→ **Dataset rows describing interfaces**:
========
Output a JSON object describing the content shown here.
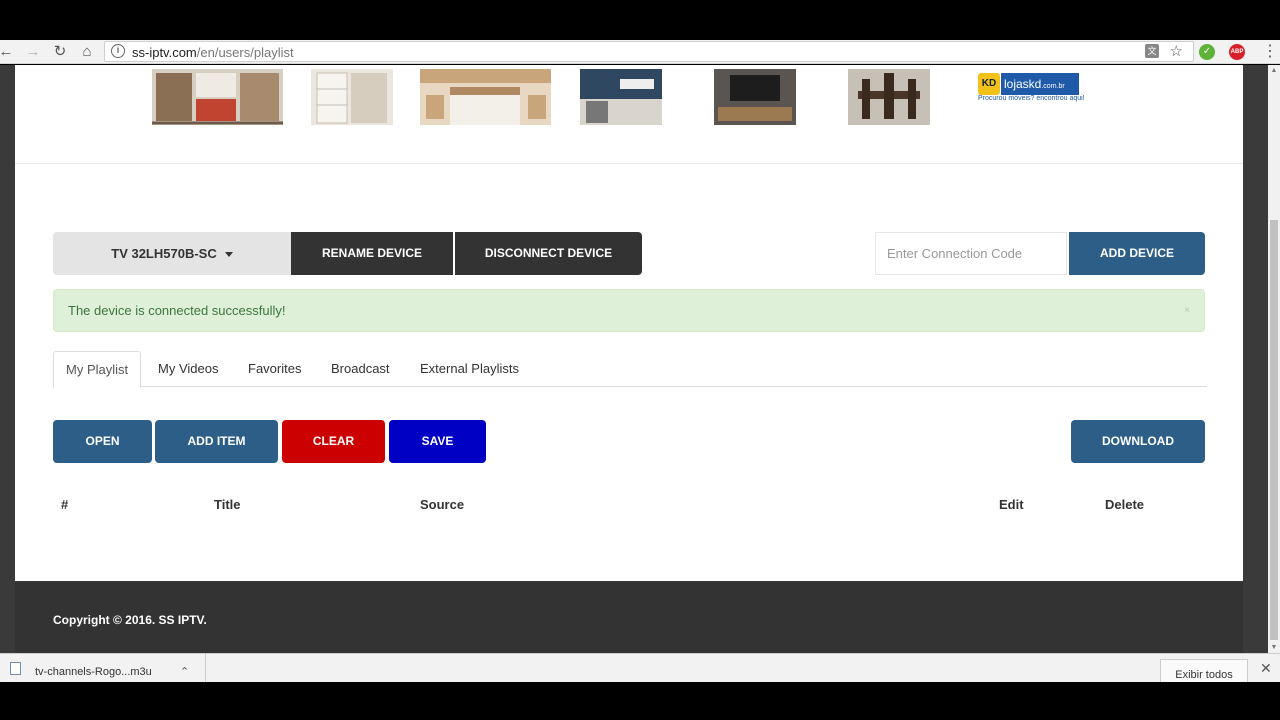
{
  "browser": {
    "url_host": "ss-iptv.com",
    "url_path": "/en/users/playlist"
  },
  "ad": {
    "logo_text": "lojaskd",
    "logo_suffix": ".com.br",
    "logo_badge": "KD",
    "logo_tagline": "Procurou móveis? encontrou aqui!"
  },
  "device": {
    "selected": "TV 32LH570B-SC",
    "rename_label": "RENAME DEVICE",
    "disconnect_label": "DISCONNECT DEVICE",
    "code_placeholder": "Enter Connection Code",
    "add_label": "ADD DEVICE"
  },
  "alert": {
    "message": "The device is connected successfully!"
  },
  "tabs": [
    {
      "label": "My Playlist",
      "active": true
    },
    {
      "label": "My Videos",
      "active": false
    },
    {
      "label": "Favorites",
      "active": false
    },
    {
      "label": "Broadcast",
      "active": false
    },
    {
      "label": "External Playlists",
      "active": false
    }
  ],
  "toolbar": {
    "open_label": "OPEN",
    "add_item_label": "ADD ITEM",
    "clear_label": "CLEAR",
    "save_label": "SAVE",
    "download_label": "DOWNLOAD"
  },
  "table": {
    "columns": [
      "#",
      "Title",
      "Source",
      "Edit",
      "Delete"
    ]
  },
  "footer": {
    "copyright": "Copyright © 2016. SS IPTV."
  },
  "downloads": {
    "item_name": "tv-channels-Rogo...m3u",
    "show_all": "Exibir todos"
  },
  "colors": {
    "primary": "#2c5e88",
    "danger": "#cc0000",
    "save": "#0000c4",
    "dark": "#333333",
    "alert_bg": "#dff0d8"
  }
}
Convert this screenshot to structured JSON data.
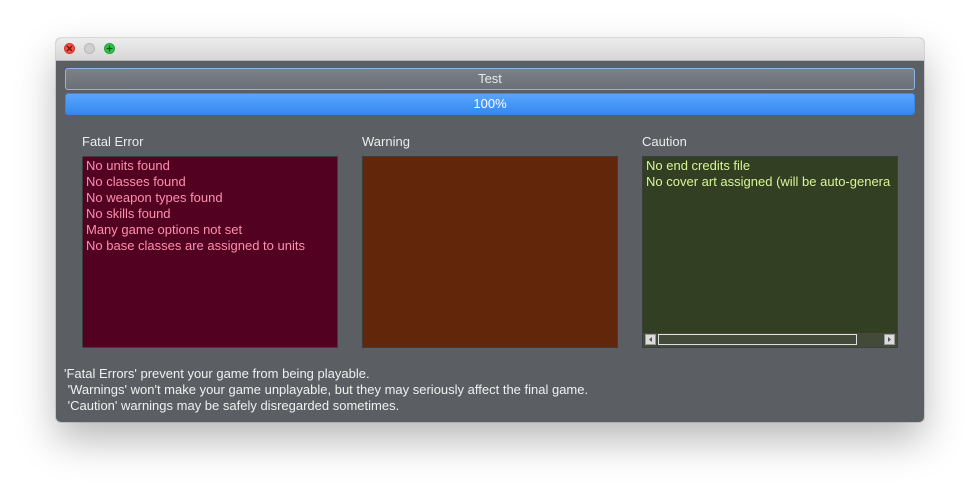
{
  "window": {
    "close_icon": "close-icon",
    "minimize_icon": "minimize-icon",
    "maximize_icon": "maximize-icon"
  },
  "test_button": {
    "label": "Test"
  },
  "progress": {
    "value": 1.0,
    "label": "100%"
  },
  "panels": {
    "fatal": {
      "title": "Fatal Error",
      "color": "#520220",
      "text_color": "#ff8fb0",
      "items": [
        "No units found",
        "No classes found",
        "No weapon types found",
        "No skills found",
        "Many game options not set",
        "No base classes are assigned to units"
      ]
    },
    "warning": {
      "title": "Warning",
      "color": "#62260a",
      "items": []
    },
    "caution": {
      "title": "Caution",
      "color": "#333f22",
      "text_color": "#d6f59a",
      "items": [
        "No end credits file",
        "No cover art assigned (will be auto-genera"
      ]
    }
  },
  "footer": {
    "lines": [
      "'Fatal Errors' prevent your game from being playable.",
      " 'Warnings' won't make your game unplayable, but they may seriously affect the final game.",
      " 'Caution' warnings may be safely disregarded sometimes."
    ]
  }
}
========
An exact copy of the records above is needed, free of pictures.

Output a JSON object describing the content shown here.
{
  "browser": {
    "url_host": "ss-iptv.com",
    "url_path": "/en/users/playlist"
  },
  "ad": {
    "logo_text": "lojaskd",
    "logo_suffix": ".com.br",
    "logo_badge": "KD",
    "logo_tagline": "Procurou móveis? encontrou aqui!"
  },
  "device": {
    "selected": "TV 32LH570B-SC",
    "rename_label": "RENAME DEVICE",
    "disconnect_label": "DISCONNECT DEVICE",
    "code_placeholder": "Enter Connection Code",
    "add_label": "ADD DEVICE"
  },
  "alert": {
    "message": "The device is connected successfully!"
  },
  "tabs": [
    {
      "label": "My Playlist",
      "active": true
    },
    {
      "label": "My Videos",
      "active": false
    },
    {
      "label": "Favorites",
      "active": false
    },
    {
      "label": "Broadcast",
      "active": false
    },
    {
      "label": "External Playlists",
      "active": false
    }
  ],
  "toolbar": {
    "open_label": "OPEN",
    "add_item_label": "ADD ITEM",
    "clear_label": "CLEAR",
    "save_label": "SAVE",
    "download_label": "DOWNLOAD"
  },
  "table": {
    "columns": [
      "#",
      "Title",
      "Source",
      "Edit",
      "Delete"
    ]
  },
  "footer": {
    "copyright": "Copyright © 2016. SS IPTV."
  },
  "downloads": {
    "item_name": "tv-channels-Rogo...m3u",
    "show_all": "Exibir todos"
  },
  "colors": {
    "primary": "#2c5e88",
    "danger": "#cc0000",
    "save": "#0000c4",
    "dark": "#333333",
    "alert_bg": "#dff0d8"
  }
}
Convert this screenshot to structured JSON data.
{
  "window": {
    "close_icon": "close-icon",
    "minimize_icon": "minimize-icon",
    "maximize_icon": "maximize-icon"
  },
  "test_button": {
    "label": "Test"
  },
  "progress": {
    "value": 1.0,
    "label": "100%"
  },
  "panels": {
    "fatal": {
      "title": "Fatal Error",
      "color": "#520220",
      "text_color": "#ff8fb0",
      "items": [
        "No units found",
        "No classes found",
        "No weapon types found",
        "No skills found",
        "Many game options not set",
        "No base classes are assigned to units"
      ]
    },
    "warning": {
      "title": "Warning",
      "color": "#62260a",
      "items": []
    },
    "caution": {
      "title": "Caution",
      "color": "#333f22",
      "text_color": "#d6f59a",
      "items": [
        "No end credits file",
        "No cover art assigned (will be auto-genera"
      ]
    }
  },
  "footer": {
    "lines": [
      "'Fatal Errors' prevent your game from being playable.",
      " 'Warnings' won't make your game unplayable, but they may seriously affect the final game.",
      " 'Caution' warnings may be safely disregarded sometimes."
    ]
  }
}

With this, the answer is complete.